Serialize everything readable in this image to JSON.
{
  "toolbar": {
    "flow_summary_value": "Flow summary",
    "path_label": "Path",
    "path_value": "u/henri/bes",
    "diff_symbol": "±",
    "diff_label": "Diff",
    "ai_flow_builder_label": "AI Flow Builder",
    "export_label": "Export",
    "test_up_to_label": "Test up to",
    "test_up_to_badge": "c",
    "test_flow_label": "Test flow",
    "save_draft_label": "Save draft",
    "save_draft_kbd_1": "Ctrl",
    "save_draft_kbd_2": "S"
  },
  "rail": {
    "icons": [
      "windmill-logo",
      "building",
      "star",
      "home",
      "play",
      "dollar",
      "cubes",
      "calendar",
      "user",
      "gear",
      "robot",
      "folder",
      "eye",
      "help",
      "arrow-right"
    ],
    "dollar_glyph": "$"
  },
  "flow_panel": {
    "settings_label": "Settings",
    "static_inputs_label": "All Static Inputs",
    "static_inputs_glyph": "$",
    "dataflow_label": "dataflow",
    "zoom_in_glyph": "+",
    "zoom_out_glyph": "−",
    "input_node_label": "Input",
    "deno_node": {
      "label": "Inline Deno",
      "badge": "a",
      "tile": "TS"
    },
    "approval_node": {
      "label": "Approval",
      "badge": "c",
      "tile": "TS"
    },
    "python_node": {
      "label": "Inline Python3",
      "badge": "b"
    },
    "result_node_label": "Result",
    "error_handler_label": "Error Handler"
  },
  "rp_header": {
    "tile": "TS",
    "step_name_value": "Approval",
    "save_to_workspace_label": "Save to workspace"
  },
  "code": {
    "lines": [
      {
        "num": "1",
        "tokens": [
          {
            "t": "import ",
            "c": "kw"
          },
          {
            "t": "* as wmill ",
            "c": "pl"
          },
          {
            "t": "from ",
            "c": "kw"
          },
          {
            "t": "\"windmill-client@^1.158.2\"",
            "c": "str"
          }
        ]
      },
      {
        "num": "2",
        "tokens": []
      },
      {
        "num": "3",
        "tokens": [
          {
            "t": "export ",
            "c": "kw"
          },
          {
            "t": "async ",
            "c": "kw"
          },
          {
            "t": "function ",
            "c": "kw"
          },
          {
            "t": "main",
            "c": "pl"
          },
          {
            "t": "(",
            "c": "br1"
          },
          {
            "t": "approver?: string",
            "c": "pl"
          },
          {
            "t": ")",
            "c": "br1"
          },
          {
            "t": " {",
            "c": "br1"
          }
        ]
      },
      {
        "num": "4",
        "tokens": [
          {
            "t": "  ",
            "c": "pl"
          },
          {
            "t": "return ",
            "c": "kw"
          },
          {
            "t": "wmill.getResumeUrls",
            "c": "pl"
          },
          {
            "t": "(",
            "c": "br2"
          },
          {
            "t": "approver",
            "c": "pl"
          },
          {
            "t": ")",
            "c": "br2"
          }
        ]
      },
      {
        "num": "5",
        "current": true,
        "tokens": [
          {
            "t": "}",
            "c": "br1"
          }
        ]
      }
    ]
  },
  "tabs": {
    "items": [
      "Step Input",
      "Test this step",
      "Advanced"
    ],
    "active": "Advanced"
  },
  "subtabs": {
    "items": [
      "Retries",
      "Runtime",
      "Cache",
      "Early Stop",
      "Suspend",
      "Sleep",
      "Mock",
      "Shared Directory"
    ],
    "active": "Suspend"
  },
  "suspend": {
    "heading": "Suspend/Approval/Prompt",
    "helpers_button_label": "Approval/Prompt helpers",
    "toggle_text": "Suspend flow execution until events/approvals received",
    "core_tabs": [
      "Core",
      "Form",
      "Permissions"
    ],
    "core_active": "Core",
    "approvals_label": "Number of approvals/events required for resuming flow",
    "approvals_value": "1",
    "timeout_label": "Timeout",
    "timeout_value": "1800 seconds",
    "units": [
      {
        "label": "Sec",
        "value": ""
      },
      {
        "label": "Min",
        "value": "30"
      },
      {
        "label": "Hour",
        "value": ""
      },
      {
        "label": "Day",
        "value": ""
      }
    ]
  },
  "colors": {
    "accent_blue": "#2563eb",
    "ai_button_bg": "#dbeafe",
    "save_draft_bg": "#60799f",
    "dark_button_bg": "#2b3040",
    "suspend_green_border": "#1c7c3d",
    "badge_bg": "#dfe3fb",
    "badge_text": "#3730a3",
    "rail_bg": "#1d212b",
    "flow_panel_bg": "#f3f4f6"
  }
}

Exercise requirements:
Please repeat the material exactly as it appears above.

Reply:
Serialize everything readable in this image to JSON.
{
  "toolbar": {
    "flow_summary_value": "Flow summary",
    "path_label": "Path",
    "path_value": "u/henri/bes",
    "diff_symbol": "±",
    "diff_label": "Diff",
    "ai_flow_builder_label": "AI Flow Builder",
    "export_label": "Export",
    "test_up_to_label": "Test up to",
    "test_up_to_badge": "c",
    "test_flow_label": "Test flow",
    "save_draft_label": "Save draft",
    "save_draft_kbd_1": "Ctrl",
    "save_draft_kbd_2": "S"
  },
  "rail": {
    "icons": [
      "windmill-logo",
      "building",
      "star",
      "home",
      "play",
      "dollar",
      "cubes",
      "calendar",
      "user",
      "gear",
      "robot",
      "folder",
      "eye",
      "help",
      "arrow-right"
    ],
    "dollar_glyph": "$"
  },
  "flow_panel": {
    "settings_label": "Settings",
    "static_inputs_label": "All Static Inputs",
    "static_inputs_glyph": "$",
    "dataflow_label": "dataflow",
    "zoom_in_glyph": "+",
    "zoom_out_glyph": "−",
    "input_node_label": "Input",
    "deno_node": {
      "label": "Inline Deno",
      "badge": "a",
      "tile": "TS"
    },
    "approval_node": {
      "label": "Approval",
      "badge": "c",
      "tile": "TS"
    },
    "python_node": {
      "label": "Inline Python3",
      "badge": "b"
    },
    "result_node_label": "Result",
    "error_handler_label": "Error Handler"
  },
  "rp_header": {
    "tile": "TS",
    "step_name_value": "Approval",
    "save_to_workspace_label": "Save to workspace"
  },
  "code": {
    "lines": [
      {
        "num": "1",
        "tokens": [
          {
            "t": "import ",
            "c": "kw"
          },
          {
            "t": "* as wmill ",
            "c": "pl"
          },
          {
            "t": "from ",
            "c": "kw"
          },
          {
            "t": "\"windmill-client@^1.158.2\"",
            "c": "str"
          }
        ]
      },
      {
        "num": "2",
        "tokens": []
      },
      {
        "num": "3",
        "tokens": [
          {
            "t": "export ",
            "c": "kw"
          },
          {
            "t": "async ",
            "c": "kw"
          },
          {
            "t": "function ",
            "c": "kw"
          },
          {
            "t": "main",
            "c": "pl"
          },
          {
            "t": "(",
            "c": "br1"
          },
          {
            "t": "approver?: string",
            "c": "pl"
          },
          {
            "t": ")",
            "c": "br1"
          },
          {
            "t": " {",
            "c": "br1"
          }
        ]
      },
      {
        "num": "4",
        "tokens": [
          {
            "t": "  ",
            "c": "pl"
          },
          {
            "t": "return ",
            "c": "kw"
          },
          {
            "t": "wmill.getResumeUrls",
            "c": "pl"
          },
          {
            "t": "(",
            "c": "br2"
          },
          {
            "t": "approver",
            "c": "pl"
          },
          {
            "t": ")",
            "c": "br2"
          }
        ]
      },
      {
        "num": "5",
        "current": true,
        "tokens": [
          {
            "t": "}",
            "c": "br1"
          }
        ]
      }
    ]
  },
  "tabs": {
    "items": [
      "Step Input",
      "Test this step",
      "Advanced"
    ],
    "active": "Advanced"
  },
  "subtabs": {
    "items": [
      "Retries",
      "Runtime",
      "Cache",
      "Early Stop",
      "Suspend",
      "Sleep",
      "Mock",
      "Shared Directory"
    ],
    "active": "Suspend"
  },
  "suspend": {
    "heading": "Suspend/Approval/Prompt",
    "helpers_button_label": "Approval/Prompt helpers",
    "toggle_text": "Suspend flow execution until events/approvals received",
    "core_tabs": [
      "Core",
      "Form",
      "Permissions"
    ],
    "core_active": "Core",
    "approvals_label": "Number of approvals/events required for resuming flow",
    "approvals_value": "1",
    "timeout_label": "Timeout",
    "timeout_value": "1800 seconds",
    "units": [
      {
        "label": "Sec",
        "value": ""
      },
      {
        "label": "Min",
        "value": "30"
      },
      {
        "label": "Hour",
        "value": ""
      },
      {
        "label": "Day",
        "value": ""
      }
    ]
  },
  "colors": {
    "accent_blue": "#2563eb",
    "ai_button_bg": "#dbeafe",
    "save_draft_bg": "#60799f",
    "dark_button_bg": "#2b3040",
    "suspend_green_border": "#1c7c3d",
    "badge_bg": "#dfe3fb",
    "badge_text": "#3730a3",
    "rail_bg": "#1d212b",
    "flow_panel_bg": "#f3f4f6"
  }
}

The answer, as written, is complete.